Relaxing historical resort.

The historic town centre is a World Heritage Site. As it’s pedestrian only, the central Trogir is calm and relaxing. Trogir is located on an island between the island of Ciovo and the mainland. Small bridges connect Trogir with the mainland and Ciovo. The Mediterranean vegetation ends in small sand and pebble beaches on the western side.


Unique resort of remarkable contrasts.

Makarska is an attractive Croatian tourist centre of Makarska Riviera, located in the heart of Dalmatia, well – known for its natural and climatic characteristics, rich cultural and historical heritage and also heterogeneous tourist offer and kind hosts. There is no place in the whole Mediterranean area with a such wealthy and noticeable contrast of the sea and coastal area and Biokovo Mountain that stands vertically above the whole town of Makarska and represents an unrepeatable combination of the sea, greenery and vertical stone cliffs.

Inspiring creation of nature.

Plitvice lakes are recognized as an astonishing natural monument for the benefit and  enjoyment of the people now and for the generations to come. Today, 60 years after its establishment, Plitvice Park continues to provide inspiration for visitors becoming nowadays one of Croatia’s biggest attractions. Thousands of people from all over the world visit the Park during summer. They come to find peace and relaxation just to experience something different as a getaway from the city.


Indispensible trio of Dalmatia.

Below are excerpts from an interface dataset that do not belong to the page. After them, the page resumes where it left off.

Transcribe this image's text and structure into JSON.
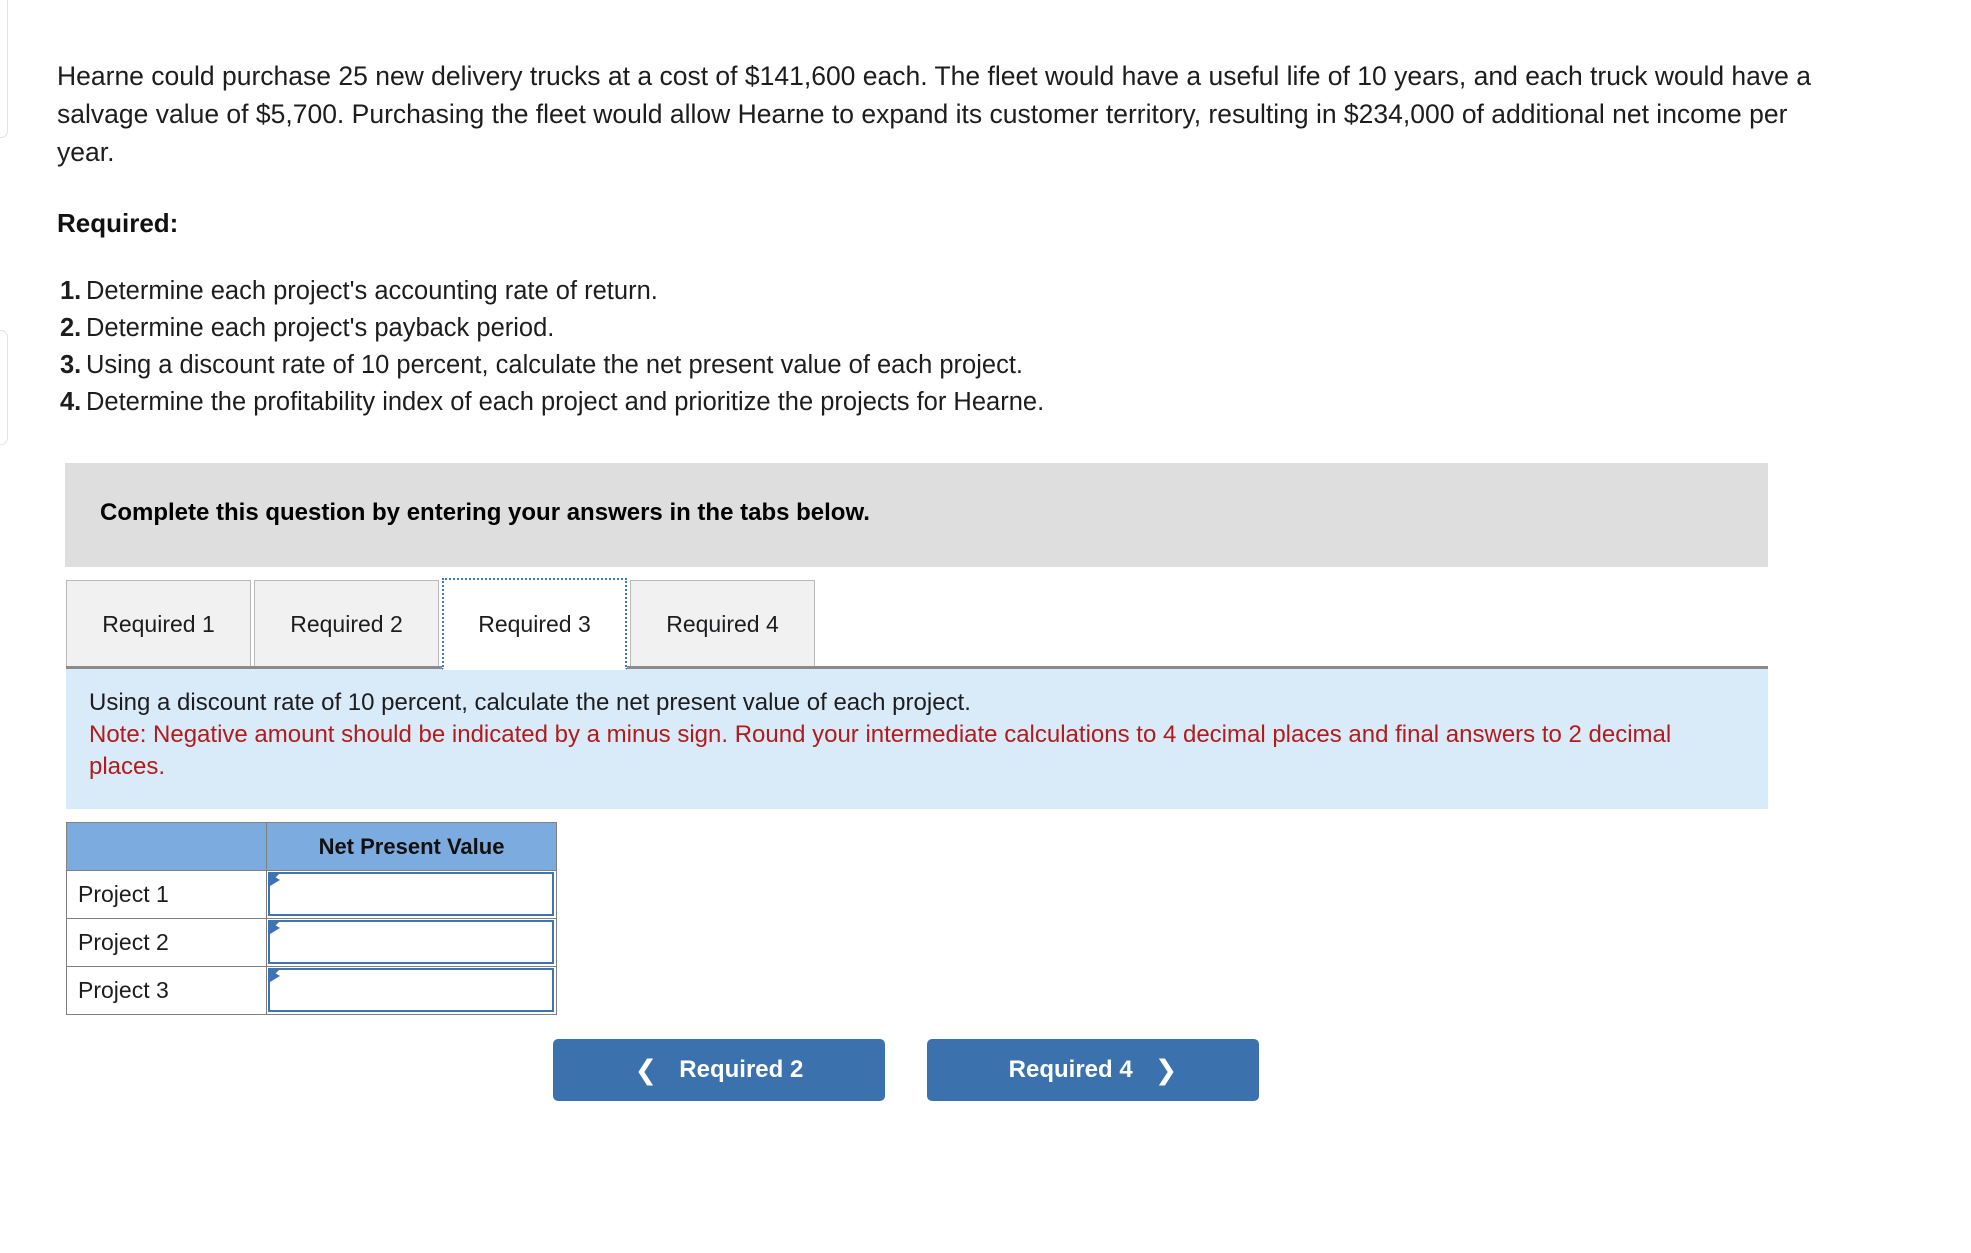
{
  "problem": {
    "paragraph": "Hearne could purchase 25 new delivery trucks at a cost of $141,600 each. The fleet would have a useful life of 10 years, and each truck would have a salvage value of $5,700. Purchasing the fleet would allow Hearne to expand its customer territory, resulting in $234,000 of additional net income per year.",
    "required_heading": "Required:",
    "required_items": [
      {
        "num": "1.",
        "text": "Determine each project's accounting rate of return."
      },
      {
        "num": "2.",
        "text": "Determine each project's payback period."
      },
      {
        "num": "3.",
        "text": "Using a discount rate of 10 percent, calculate the net present value of each project."
      },
      {
        "num": "4.",
        "text": "Determine the profitability index of each project and prioritize the projects for Hearne."
      }
    ]
  },
  "banner": {
    "text": "Complete this question by entering your answers in the tabs below."
  },
  "tabs": {
    "items": [
      {
        "label": "Required 1",
        "active": false
      },
      {
        "label": "Required 2",
        "active": false
      },
      {
        "label": "Required 3",
        "active": true
      },
      {
        "label": "Required 4",
        "active": false
      }
    ]
  },
  "instruction_panel": {
    "line1": "Using a discount rate of 10 percent, calculate the net present value of each project.",
    "note": "Note: Negative amount should be indicated by a minus sign. Round your intermediate calculations to 4 decimal places and final answers to 2 decimal places.",
    "note_color": "#b01c1c",
    "background": "#d9eaf8"
  },
  "answer_table": {
    "header_blank": "",
    "header_npv": "Net Present Value",
    "header_background": "#7cabdf",
    "rows": [
      {
        "label": "Project 1",
        "value": "",
        "placeholder": ""
      },
      {
        "label": "Project 2",
        "value": "",
        "placeholder": ""
      },
      {
        "label": "Project 3",
        "value": "",
        "placeholder": ""
      }
    ]
  },
  "navigation": {
    "prev_label": "Required 2",
    "prev_icon": "chevron-left-icon",
    "next_label": "Required 4",
    "next_icon": "chevron-right-icon",
    "button_color": "#3b72ad"
  }
}
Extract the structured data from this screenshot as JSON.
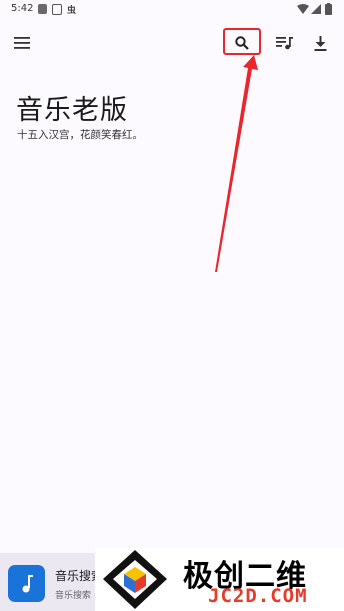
{
  "status_bar": {
    "time": "5:42",
    "icons": [
      "app-icon",
      "font-icon",
      "bug-icon",
      "wifi-icon",
      "signal-icon",
      "battery-icon"
    ]
  },
  "toolbar": {
    "icons": [
      "menu-icon",
      "search-icon",
      "queue-music-icon",
      "download-icon"
    ],
    "highlight_color": "#e8262b"
  },
  "main": {
    "title": "音乐老版",
    "subtitle": "十五入汉宫，花颜笑春红。"
  },
  "mini_player": {
    "title": "音乐搜索",
    "subtitle": "音乐搜索",
    "art_color": "#1a73d8"
  },
  "watermark": {
    "cn": "极创二维",
    "en": "JC2D.COM"
  },
  "colors": {
    "background": "#fcfafe",
    "annotation": "#e8262b"
  }
}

National Park Krka : The empire of Krka River, the magnificent karstic beauty traveling two thirds of its way to the sea through canyons, is a complete opposite of Kornati. You can visit it by boat, car or on foot. Make sure you visit the ethno museum on one of the old mills. Sibenik is located just about in the center of the Croatian Adriatic coast, in the picturesque, indented ay that the Krka River, one of the most beautiful karst in Croatia, flows into. The Sibenik bay, which is 10 km long and 300-1200 meters wide, opens torwards the open sea and islands through a narrow curving channel. The city of Sibenik has an exceptionally significant traffic position that enables direct communication. Vodice is a tourist destination with many facilities that will meet everyone’s expectations regardless of age. Vodice provides opportunities to practice sports - tennis, volleyball, soccer, sailing, diving, surfing, organized fitness, dancing, cycling and much more. After dinner in one of the famous restaurants enjoy the light melodies of Mediterranean music, romantic walks along the sea or savour the cultural entertainment by attending one of the events and concerts taking place in Vodice.